- _Action item_
The answer must consist of every line in the data that contains "status".

- _Material provided_
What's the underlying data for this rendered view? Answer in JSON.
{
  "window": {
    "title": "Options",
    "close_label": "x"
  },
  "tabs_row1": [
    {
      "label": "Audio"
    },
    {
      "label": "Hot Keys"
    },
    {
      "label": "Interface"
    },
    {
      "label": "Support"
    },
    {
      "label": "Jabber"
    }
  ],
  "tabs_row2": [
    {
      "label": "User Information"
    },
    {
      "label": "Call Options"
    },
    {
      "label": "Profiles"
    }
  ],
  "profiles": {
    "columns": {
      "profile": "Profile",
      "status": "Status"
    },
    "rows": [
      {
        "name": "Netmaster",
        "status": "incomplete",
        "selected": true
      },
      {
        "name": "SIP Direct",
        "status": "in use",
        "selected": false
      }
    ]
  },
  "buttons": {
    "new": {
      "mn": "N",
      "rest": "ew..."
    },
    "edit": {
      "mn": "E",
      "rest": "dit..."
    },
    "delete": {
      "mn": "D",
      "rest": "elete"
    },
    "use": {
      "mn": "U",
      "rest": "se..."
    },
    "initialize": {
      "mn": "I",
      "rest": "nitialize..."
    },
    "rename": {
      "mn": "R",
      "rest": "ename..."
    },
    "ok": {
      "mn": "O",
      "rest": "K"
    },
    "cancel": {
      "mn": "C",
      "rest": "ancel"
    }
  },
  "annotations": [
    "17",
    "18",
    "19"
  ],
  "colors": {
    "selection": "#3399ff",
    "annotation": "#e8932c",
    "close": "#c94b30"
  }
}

- _Written answer_
      "status": "Status"
        "status": "incomplete",
        "status": "in use",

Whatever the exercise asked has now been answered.